Not only is BMP-4 a homolog of Drosophila Dpp and Chordin a homolog of Drosophila Sog, but Chordin can actually substitute for the function of Sog in the Drosophila embryo. Note that Dpp promotes formation of the most dorsal position in the Drosophila embryo, while BMP-4 promotes formation of the most ventral position in the Xenopus embryo. These observations have led to the proposal that the mechanism for establishing the dorsal-ventral axis has been conserved over 600 million years (the time between the divergence of the line leading to arthropods from that leading to chordates). The fact that Dpp promotes development of the dorsal side (where the heart is located in insects) and BMP-4 promotes development of the ventral side (where the heart is located in vertebrates) indicates that the dorsal-ventral axis became inverted in one of the ancestors. This is a beautiful example of how studying genes that control development can give us profound insights into evolutionary history.

We do not have any idea how the DV axis is established in mammals. However, we do know that BMPs and their antagonists are important for specifying D vs V mesoderm in mammals. For example, if mesoderm is explanted from a mouse embryo, exposure to BMP4 tends to lead to the development of ventral cell types (blood, heart). It is thought that a gradient of BMPactivity (high ventrally and low dorsally, due to the presence of BMP inhibitors) patterns the mesoderm.

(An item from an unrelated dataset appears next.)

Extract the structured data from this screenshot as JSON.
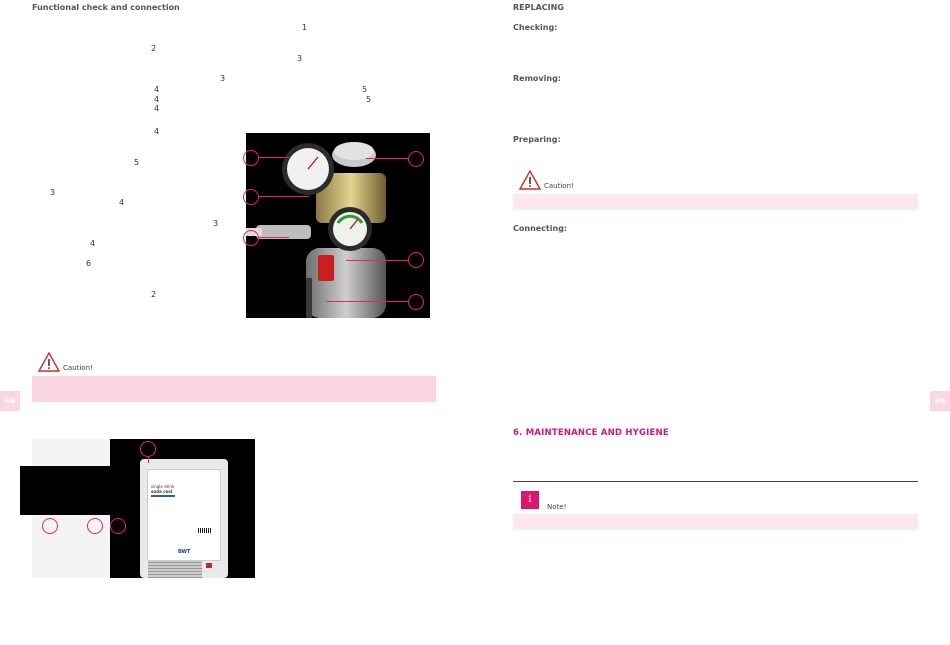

These are among the most fundamental unanswered questions in biology. Despite the great variation in body form among metazoans (multicellular animals), the body plans of most species are organized along a longitudinal axis (A/P) and a perpendicular dorsal-ventral (D/V) axis. This defines a plane of bilateral symmetry, and such organisms are called bilaterian (bi = two). An exception is the sea urchin, which has a D/V axis, but is radially symmetric.

It is generally thought that bilaterian animals evolved from hollow, ciliated radially symmetric organisms. It is not clear which axis evolved first. The hollow ciliated muticellular organisms in turn are thought to have evolved from flagellated protozoan (unicellular) organisms.

Gastrulation is probably the most important event in metazoan evolution. It is the reason that animals are not hollow balls of cells, and permits the interaction of different tissue layers that build complex tissues and organs. The site of gastrulation is associated with the embryonic axes in almost all animals. We have no idea how gastrulation first evolved. Most theories hypothesize that a hollow animal underwent an invagination of ingression to create a second internal layer, which would have been the origin of the endomesoderm. Modern day organisms such as cnidarians (sea corals, sea anenomes) have only two germ layers (ectoderm and endomesoderm).

Although gastrulating embryos vary greatly in their morphology, some common patterns of gene expression can be found. For example, nuclear-beta-catenin location corresponds with the site of formation of endomesoderm across the animal kingdom. It seems that the mechanisms by which beta-catenin becomes localized are divergent. Another common feature of development is that the presence of an organizer region appears to be associated with the development of a gut tube that contains both a mouth and anus. Also, nodal expression is associated with the appearance of the mesodermal germ layer (as opposed to an endomesodermal layer). Finally, it appears that the Hox gene family, which we address in a separate lecture, is responsible for patterning along the A/P axis in all multicellular organisms.